WARNING! This article contains SPOILERS for Star Wars #40!
The Force is strong with the Skywalker family; the father has it, the son has it, and so too does the daughter. Yet, whereas Anakin and Luke - and now even the grandson, Ben - were each trained to use that power and become Jedi, Leia remains untaught. Leia's Force-sensitivity was teased first in The Empire Strikes Back, confirmed in Return of The Jedi, and in The Last Jedi she continues to demonstrate a powerful and instinctual connection to the Force. So why didn't Leia ever train to become a Jedi like the rest of her family?
A recent issue of Marvel's Star Wars comic may have the answer, or at the very least, an explanation for why Leia never sought the Jedi life for herself. Set between the events of A New Hope and Empire, the current arc from writer Kieron Gillen finds Luke, Leia, and Han on Jedha as they try to work alongside the remnants of Saw Gerrera's rebel cell.

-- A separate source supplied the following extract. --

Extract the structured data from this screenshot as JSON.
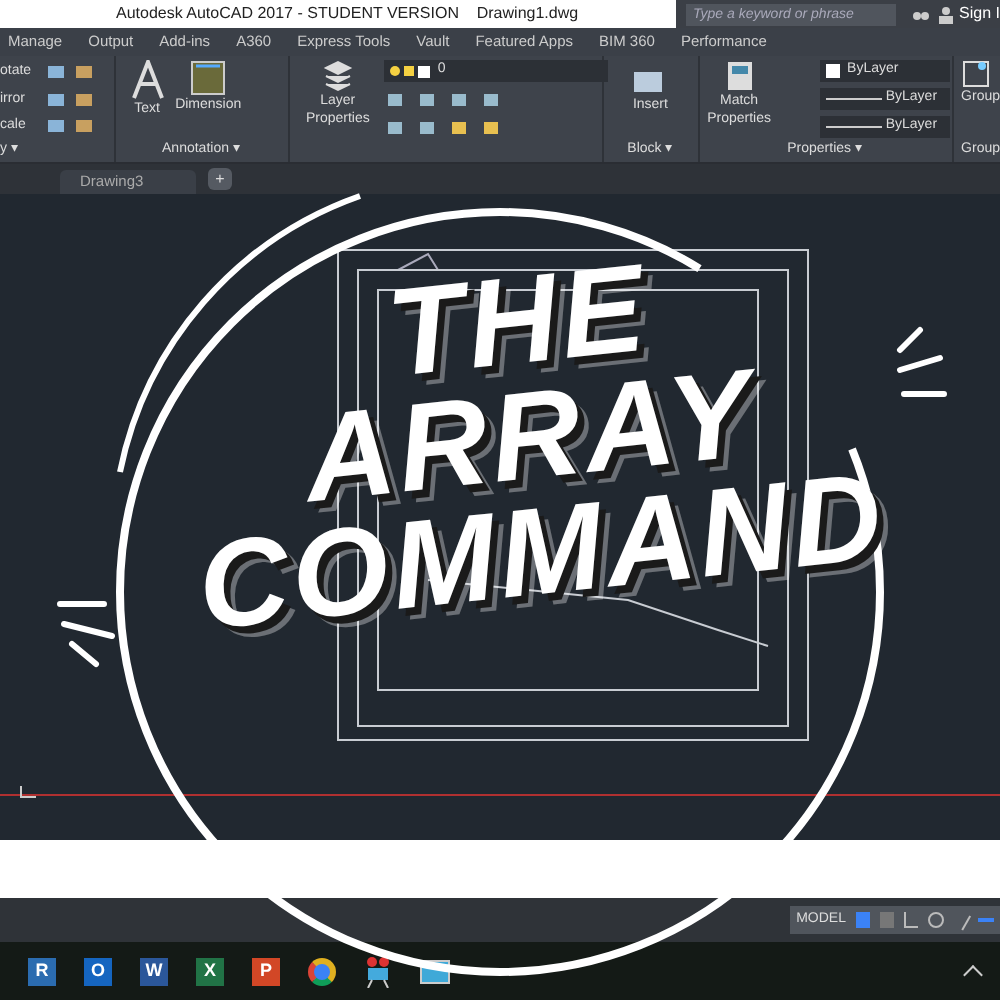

In Star Wars #4o, there is an exchange between Leia and Luke which offers up new insight as to why Leia dedicates her life to the cause (be it Rebellion or Resistance) instead of following her family down the Jedi path.
After narrowly destroying a drill the Empire had brought to Jedha to mine the remaining Kyber crystal from the moon's dying husk, Luke decides he needs to visit the former site of the Jedi Temple (now a giant crater thanks to the Death Star). Seeing as their mission on Jedha isn't over, Leia gets angry at his abandoning of them for "Jedi stuff" and calls him irresponsible. Luke tells her it's important, to which she agrees but adds that there are all kinds of important things before asking, "Have I ever told you the last words my father said to me? They were a mission briefing."

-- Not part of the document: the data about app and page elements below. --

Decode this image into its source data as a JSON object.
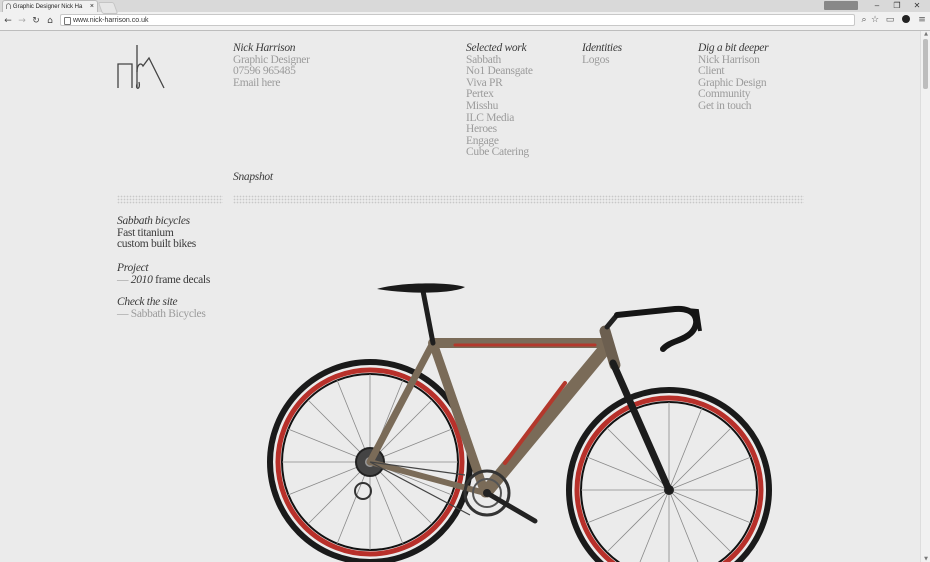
{
  "browser": {
    "tab_title": "Graphic Designer Nick Ha",
    "profile_badge": "",
    "url": "www.nick-harrison.co.uk",
    "icons": {
      "back": "back-arrow-icon",
      "forward": "forward-arrow-icon",
      "reload": "reload-icon",
      "home": "home-icon",
      "zoom": "zoom-icon",
      "star": "bookmark-star-icon",
      "cast": "cast-icon",
      "extension": "extension-icon",
      "menu": "menu-icon"
    }
  },
  "site": {
    "contact": {
      "name": "Nick Harrison",
      "role": "Graphic Designer",
      "phone": "07596 965485",
      "email": "Email here"
    },
    "selected_work": {
      "heading": "Selected work",
      "items": [
        "Sabbath",
        "No1 Deansgate",
        "Viva PR",
        "Pertex",
        "Misshu",
        "ILC Media",
        "Heroes",
        "Engage",
        "Cube Catering"
      ]
    },
    "identities": {
      "heading": "Identities",
      "items": [
        "Logos"
      ]
    },
    "dig_deeper": {
      "heading": "Dig a bit deeper",
      "items": [
        "Nick Harrison",
        "Client",
        "Graphic Design",
        "Community",
        "Get in touch"
      ]
    },
    "snapshot_label": "Snapshot",
    "project_info": {
      "client_heading": "Sabbath bicycles",
      "client_desc_1": "Fast titanium",
      "client_desc_2": "custom built bikes",
      "project_heading": "Project",
      "project_dash": "—",
      "project_year": "2010",
      "project_desc": "frame decals",
      "site_heading": "Check the site",
      "site_dash": "—",
      "site_link": "Sabbath Bicycles"
    },
    "colors": {
      "background": "#ebebeb",
      "heading_text": "#3a3a3a",
      "muted_text": "#9b9b9b"
    }
  }
}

From there the comic segues to a flashback from the day that Leia last spoke with her father - her real father, the man who raised her, Bail Organa. As the Rebellion gathers its forces to aid in the Battle of Scarif, Bail explains that it is she who must deliver the Death Star plans (as well as contact one Obi-Wan Kenobi), telling his daughter, "This is the most important thing I've ever asked of you. It's the most important thing I've ever asked of anyone." When Leia insists there must be someone else better suited for the task, he reassures her, "There's no one better. I trust you more than anyone. There's nothing you can't deal with."
Returning to the present, Leia then explains to Luke the profound effect his final words have had on her:

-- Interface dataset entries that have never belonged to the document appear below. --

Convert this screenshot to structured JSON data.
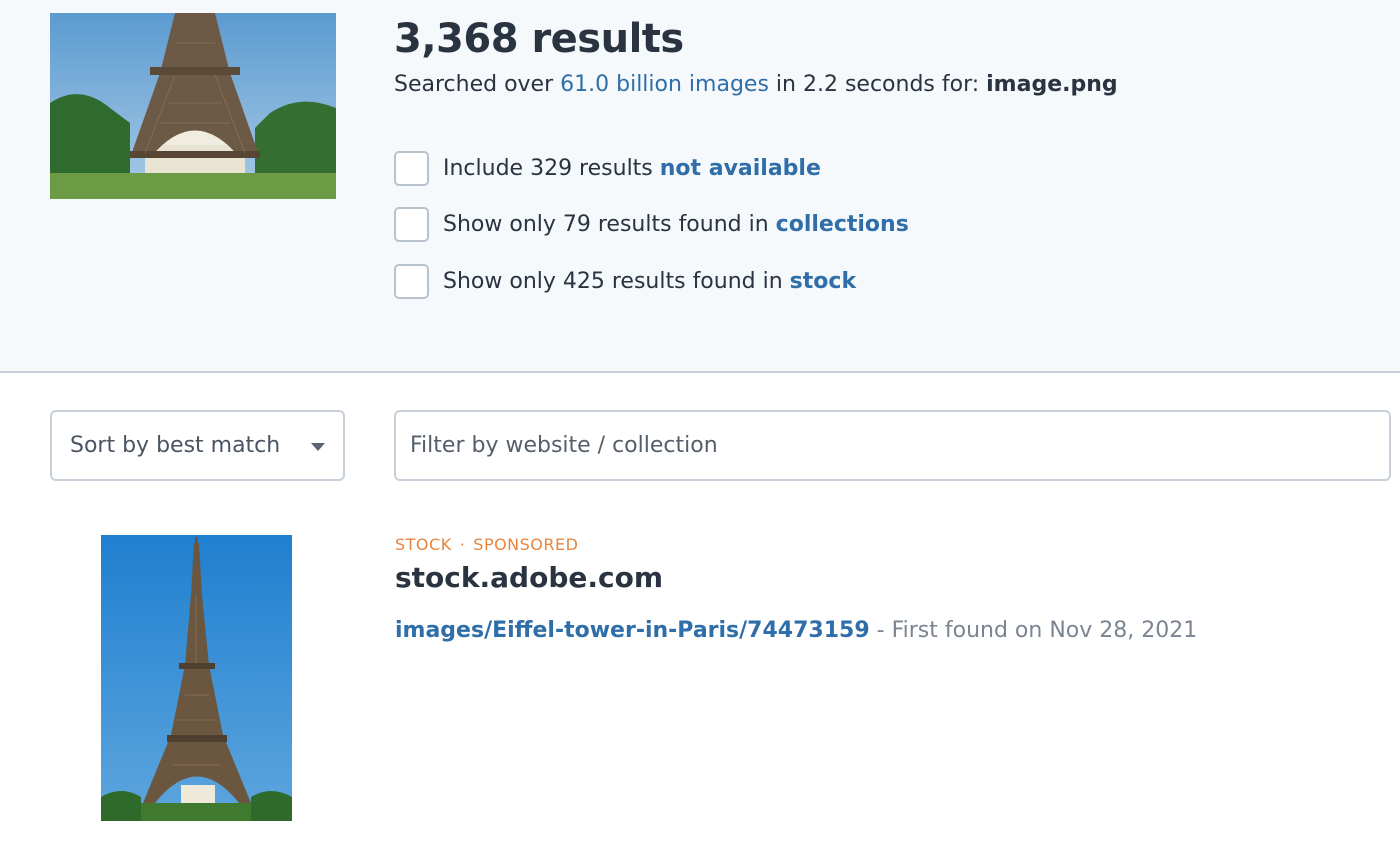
{
  "query_image": {
    "alt": "Eiffel Tower from below with lawn"
  },
  "summary": {
    "count": "3,368 results",
    "searched_prefix": "Searched over ",
    "searched_link": "61.0 billion images",
    "searched_middle": " in 2.2 seconds for: ",
    "filename": "image.png"
  },
  "checks": [
    {
      "prefix": "Include 329 results ",
      "link": "not available"
    },
    {
      "prefix": "Show only 79 results found in ",
      "link": "collections"
    },
    {
      "prefix": "Show only 425 results found in ",
      "link": "stock"
    }
  ],
  "sort": {
    "selected": "Sort by best match"
  },
  "filter": {
    "placeholder": "Filter by website / collection"
  },
  "result": {
    "tag_stock": "STOCK",
    "tag_sep": "·",
    "tag_sponsored": "SPONSORED",
    "domain": "stock.adobe.com",
    "path": "images/Eiffel-tower-in-Paris/74473159",
    "found": " - First found on Nov 28, 2021"
  },
  "icons": {
    "sort_caret": "chevron-down-icon"
  },
  "colors": {
    "link": "#2f6ea8",
    "tag": "#e8853d",
    "panel": "#f5f9fc"
  }
}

"We didn't realize then, but it was a mission briefing for my whole life. Any time I stumble, I go back to that. He trusted me to finish this. I will finish this."
Luke, however, remains committed to visiting what remains of the temple, explaining to her that he needs to become a Jedi; "I feel it," he says. Leia responds by saying that she too "feels things" but what she feels most of all is duty. "We don't all get to be dreamers," she tells him as he takes off for more Jedi stuff.
What this scene reveals to us is that Leia isn't simply someone who believes in the Rebellion - she is the Rebellion. Her father placed in her his trust and hope for the future, and it's a responsibility Leia takes very seriously. Fighting for the Rebellion, helping to build the new Galactic Republic, leading the Resistance are all merely extensions of that original mission - a mission given to her by her father to rid the galaxy of oppression that she is determined to see through to the end.
Knowing now just how Leia's part in this crusade began, it's obvious she would never break from that mission to begin something like Jedi training. Maybe at one time that could have been her calling (Yoda definitely thought so), had her life turned out differently, had she not been raised on Alderaan and destined for a life of public service as a princess and senator. And while she'll always be a Skywalker and have that powerful connection to the Force, she, more importantly, remains a daughter devoted to her father and the mission he left for her to finish.
Star Wars #40 is available now.